Scientific Research Team from Nankai University Has Made Progress in Artificial Blood Vessel Research



Recently, Professor Kong Deling’s team from College of Life Sciences and the State Key Laboratory of Medicinal Chemical Biology of Nankai University published a research paper entitled Mechanically reinforced biotubes for arterial replacement and arteriovenous grafting inspired by architectural engineering in Science Advances online. Inspired by tunnel construction engineering, this research has constructed in vivo engineered artificial blood vessels reinforced by a polymer fiber skeleton, which displayed good patency and regeneration in the experiment of vascular transplantation in large animals.


Inspired by tunnel construction engineering, the team prepared the mechanically reinforced biotubes by creatively combining the polymer melt spinning technology and in vivo engineering technology, namely polycaprolactone (PCL) fiber skeleton reinforced biotubes (PB) (Fig. 1). The polymer fiber skeleton prepared with the melt spinning technology can provide good mechanical support like steel bars. Cells and extracellular matrix (ECM) from the host are filled in the skeleton like concrete, thus providing a good regenerative microenvironment.


The excellent mechanical properties of PB are also shown in the fact that its original appearance and structure can be maintained after common operations such as coiling, folding, twisting and clamping. In addition, PB can also be individualized in rabbits, dogs and sheep to meet the demands of vascular transplantation in different sites and shapes (Fig. 2).
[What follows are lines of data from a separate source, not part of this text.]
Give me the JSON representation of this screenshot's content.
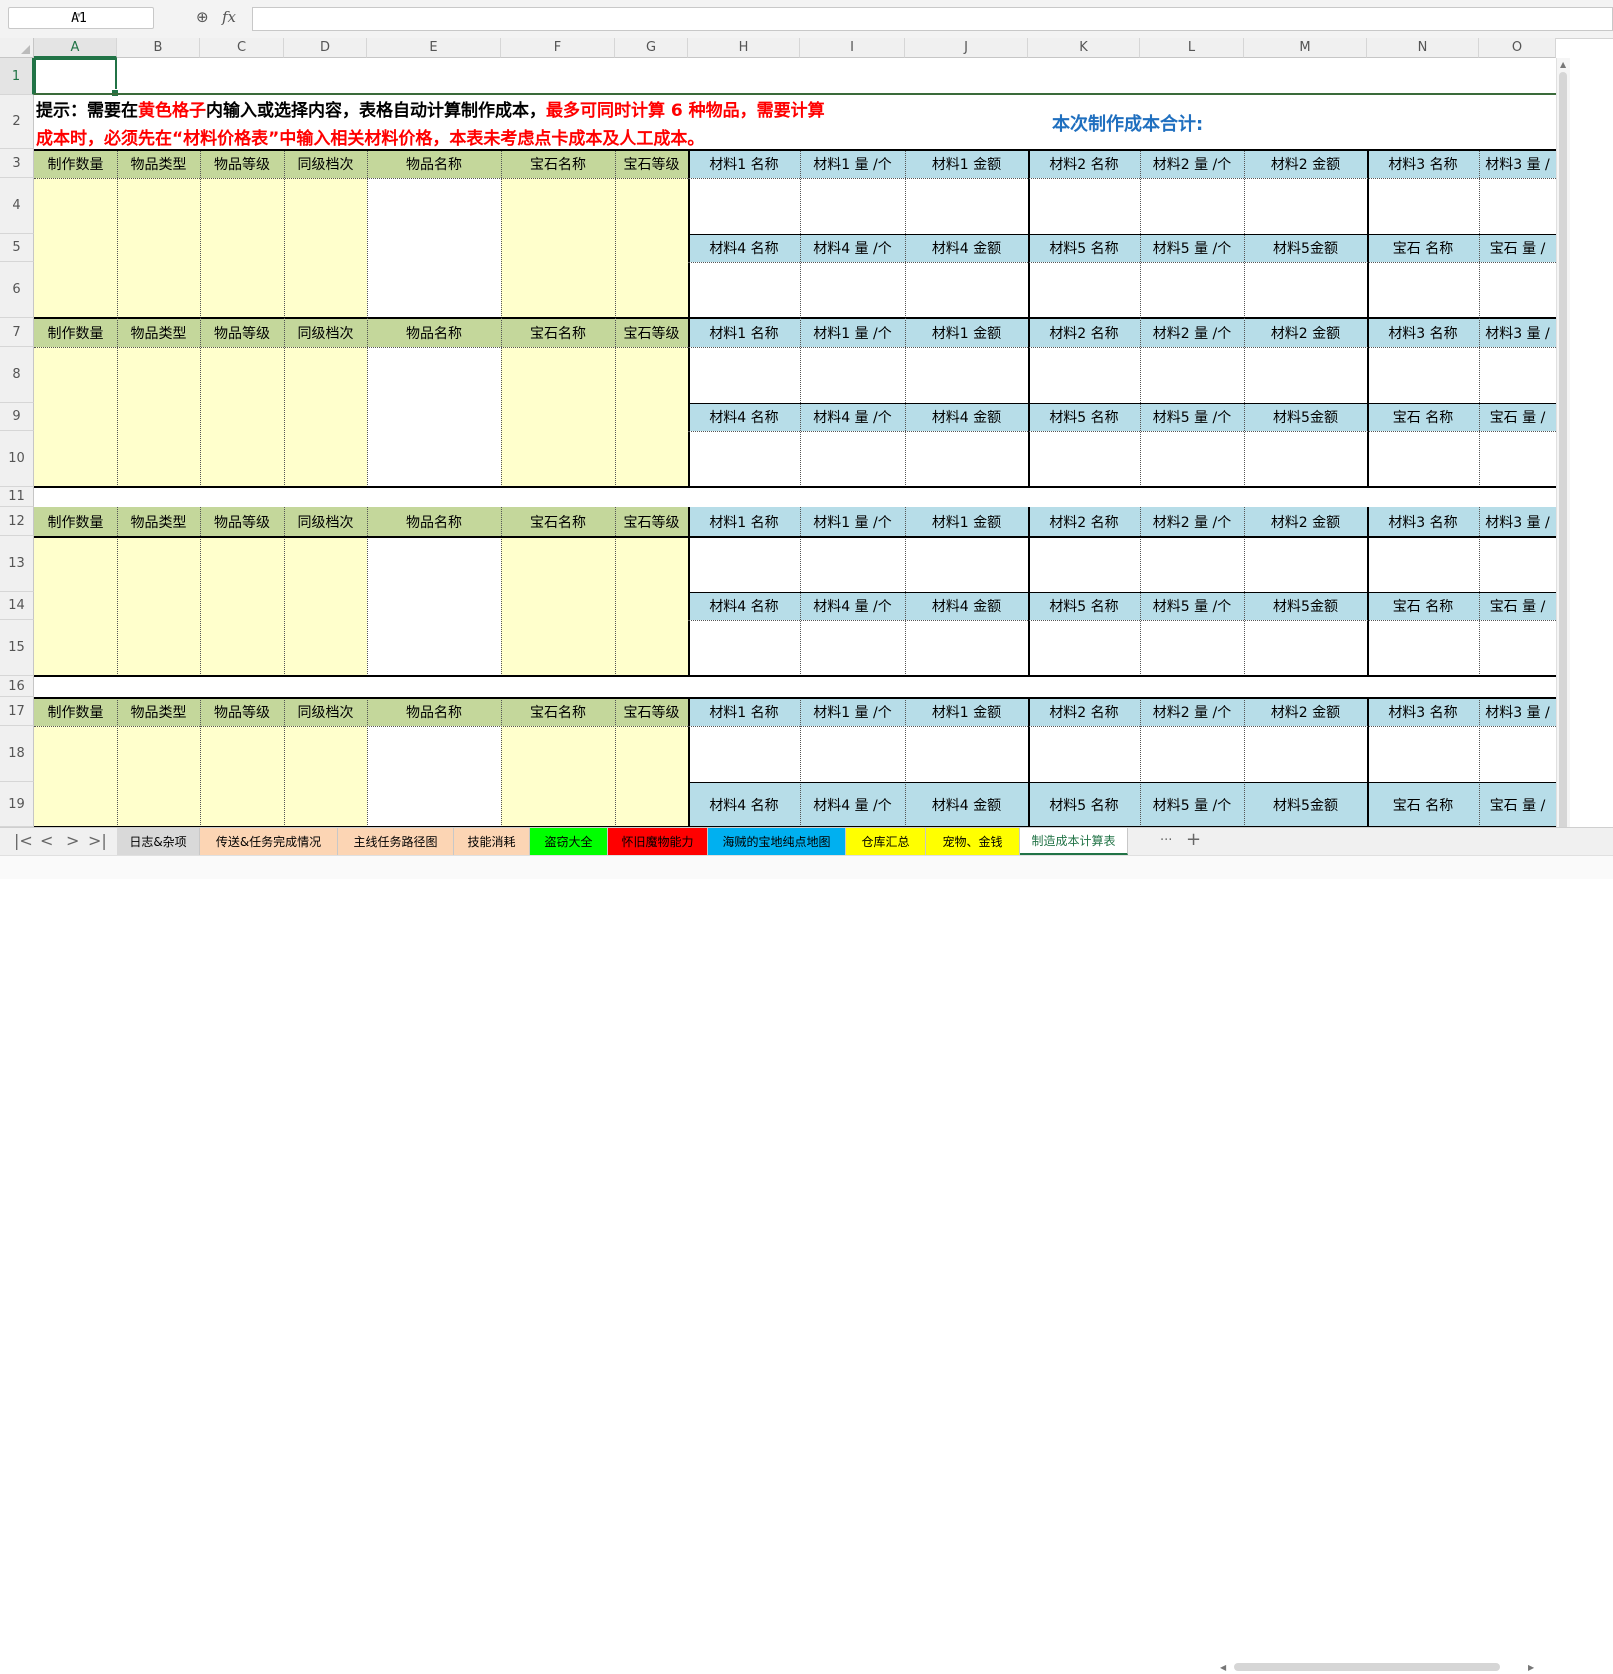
{
  "formula_bar": {
    "cell_ref": "A1",
    "fx_label": "fx",
    "formula": ""
  },
  "columns": [
    "A",
    "B",
    "C",
    "D",
    "E",
    "F",
    "G",
    "H",
    "I",
    "J",
    "K",
    "L",
    "M",
    "N",
    "O"
  ],
  "rows": [
    "1",
    "2",
    "3",
    "4",
    "5",
    "6",
    "7",
    "8",
    "9",
    "10",
    "11",
    "12",
    "13",
    "14",
    "15",
    "16",
    "17",
    "18",
    "19"
  ],
  "sheet": {
    "tip_line1_a": "提示：需要在",
    "tip_line1_b": "黄色格子",
    "tip_line1_c": "内输入或选择内容，表格自动计算制作成本，",
    "tip_line1_d": "最多可同时计算 6 种物品，需要计算",
    "tip_line2": "成本时，必须先在“材料价格表”中输入相关材料价格，本表未考虑点卡成本及人工成本。",
    "total_label": "本次制作成本合计:",
    "left_headers": [
      "制作数量",
      "物品类型",
      "物品等级",
      "同级档次",
      "物品名称",
      "宝石名称",
      "宝石等级"
    ],
    "right_headers_top": [
      "材料1 名称",
      "材料1 量 /个",
      "材料1 金额",
      "材料2 名称",
      "材料2 量 /个",
      "材料2 金额",
      "材料3 名称",
      "材料3 量 /"
    ],
    "right_headers_bottom": [
      "材料4 名称",
      "材料4 量 /个",
      "材料4 金额",
      "材料5 名称",
      "材料5 量 /个",
      "材料5金额",
      "宝石 名称",
      "宝石 量 /"
    ]
  },
  "tabs": [
    "日志&杂项",
    "传送&任务完成情况",
    "主线任务路径图",
    "技能消耗",
    "盗窃大全",
    "怀旧魔物能力",
    "海贼的宝地纯点地图",
    "仓库汇总",
    "宠物、金钱",
    "制造成本计算表"
  ],
  "tab_colors": [
    "#d9d9d9",
    "#fcd5b4",
    "#fcd5b4",
    "#fcd5b4",
    "#00ff00",
    "#ff0000",
    "#00b0f0",
    "#ffff00",
    "#ffff00",
    "#ffffff"
  ],
  "nav": {
    "first": "|<",
    "prev": "<",
    "next": ">",
    "last": ">|",
    "more": "···",
    "add": "+"
  }
}
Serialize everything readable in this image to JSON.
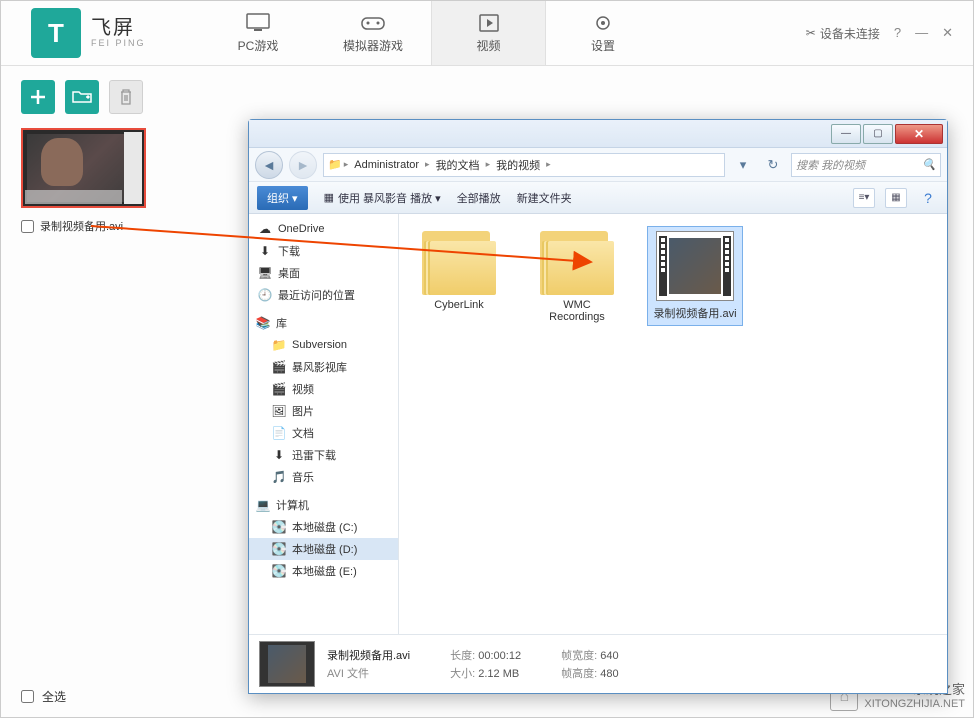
{
  "app": {
    "logo_cn": "飞屏",
    "logo_en": "FEI PING",
    "tabs": [
      {
        "label": "PC游戏",
        "icon": "monitor"
      },
      {
        "label": "模拟器游戏",
        "icon": "gamepad"
      },
      {
        "label": "视频",
        "icon": "play"
      },
      {
        "label": "设置",
        "icon": "gear"
      }
    ],
    "active_tab": 2,
    "device_status": "设备未连接",
    "toolbar": {
      "add": "+",
      "folder": "folder",
      "trash": "trash"
    },
    "video_item": {
      "name": "录制视频备用.avi"
    },
    "select_all": "全选"
  },
  "explorer": {
    "breadcrumb": [
      "Administrator",
      "我的文档",
      "我的视频"
    ],
    "search_placeholder": "搜索 我的视频",
    "toolbar": {
      "organize": "组织 ▾",
      "play": "使用 暴风影音 播放 ▾",
      "play_all": "全部播放",
      "new_folder": "新建文件夹"
    },
    "tree": {
      "favorites": [
        {
          "label": "OneDrive",
          "icon": "cloud"
        },
        {
          "label": "下载",
          "icon": "download"
        },
        {
          "label": "桌面",
          "icon": "desktop"
        },
        {
          "label": "最近访问的位置",
          "icon": "recent"
        }
      ],
      "libraries_label": "库",
      "libraries": [
        {
          "label": "Subversion",
          "icon": "svn"
        },
        {
          "label": "暴风影视库",
          "icon": "video"
        },
        {
          "label": "视频",
          "icon": "video"
        },
        {
          "label": "图片",
          "icon": "image"
        },
        {
          "label": "文档",
          "icon": "doc"
        },
        {
          "label": "迅雷下载",
          "icon": "download"
        },
        {
          "label": "音乐",
          "icon": "music"
        }
      ],
      "computer_label": "计算机",
      "drives": [
        {
          "label": "本地磁盘 (C:)"
        },
        {
          "label": "本地磁盘 (D:)"
        },
        {
          "label": "本地磁盘 (E:)"
        }
      ],
      "selected_drive": 1
    },
    "files": [
      {
        "name": "CyberLink",
        "type": "folder"
      },
      {
        "name": "WMC Recordings",
        "type": "folder"
      },
      {
        "name": "录制视频备用.avi",
        "type": "video",
        "selected": true
      }
    ],
    "details": {
      "name": "录制视频备用.avi",
      "type": "AVI 文件",
      "length_label": "长度:",
      "length": "00:00:12",
      "size_label": "大小:",
      "size": "2.12 MB",
      "width_label": "帧宽度:",
      "width": "640",
      "height_label": "帧高度:",
      "height": "480"
    }
  },
  "watermark": {
    "line1": "系统之家",
    "line2": "XITONGZHIJIA.NET"
  }
}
In the research, the team first studied the structure-activity relationship among skeleton structures, vascular mechanics and vascular regeneration systematically through in vitro mechanical tests and abdominal aorta transplantation in rats, and determined the optimal structure of polymer fiber skeleton. The team made a long-term transplantation of canine carotid artery in large animals with the optimal PB (Fig.3) taking the imported ePTFE vascular products as the control group. Although both blood vessels maintained 100% patency rate 7 months after transplantation, PB blood vessels were significantly better than ePTFE blood vessels in terms of endothelialization, smooth muscle regeneration, ECM remodeling and vascular compliance. More importantly, PB blood vessels can have a contraction and diastolic response to the stimulation of acetylcholine and adrenaline 7 months after transplantation, revealing that PB has become “living blood vessels” in large animals. However, ePTFE blood vessels didn’t reveal endothelialization or any systolic and diastolic functions.


To verify the safety and efficacy of PB in vascular access for hemodialysis, the team used the sheep arteriovenous gastrostomy (AVG) model (Fig. 4). The experimental results showed the good puncture closure performance of PB, which can realize immediate puncture after implantation. In the three-month experiment, PB has realized good vessel regeneration as well as effective integration with subcutaneous tissues, without the common infection in vascular dialysis.

To sum up, the polymer fiber skeleton reinforced biotubes prepared by the team revealed good patency, regeneration, functionality and puncture resistance in the animal experiments of vascular transplantation. In the long-term canine transplantation experiments, the regenerated vascular tissues displayed the physiologic functions similar to the natural arteries. This study has provided an effective means for fixing the problem of insufficient mechanical properties of in vivo engineered blood vessels and thus created an excellent small-diameter engineering blood vessels. Based on such technology, the team is under the transformation of scientific research achievements, with the expectation of new products to fill the gaps at home and abroad.

Professor Kong Deling, associate researcher Wang Kai and researcher Zhu Meifeng from College of Life Sciences and the State Key Laboratory of Medicinal Chemical Biology of Nankai University are the co-corresponding authors of the paper, and postdoctor Zhi Dengke of Nankai University is the first author. This research has been supported by the National Natural Science Foundation of China, and the Chinese invention patent applied based on the core technology in the study has been authorized.

Link to the paper:


(Edited and translated by Nankai News Team)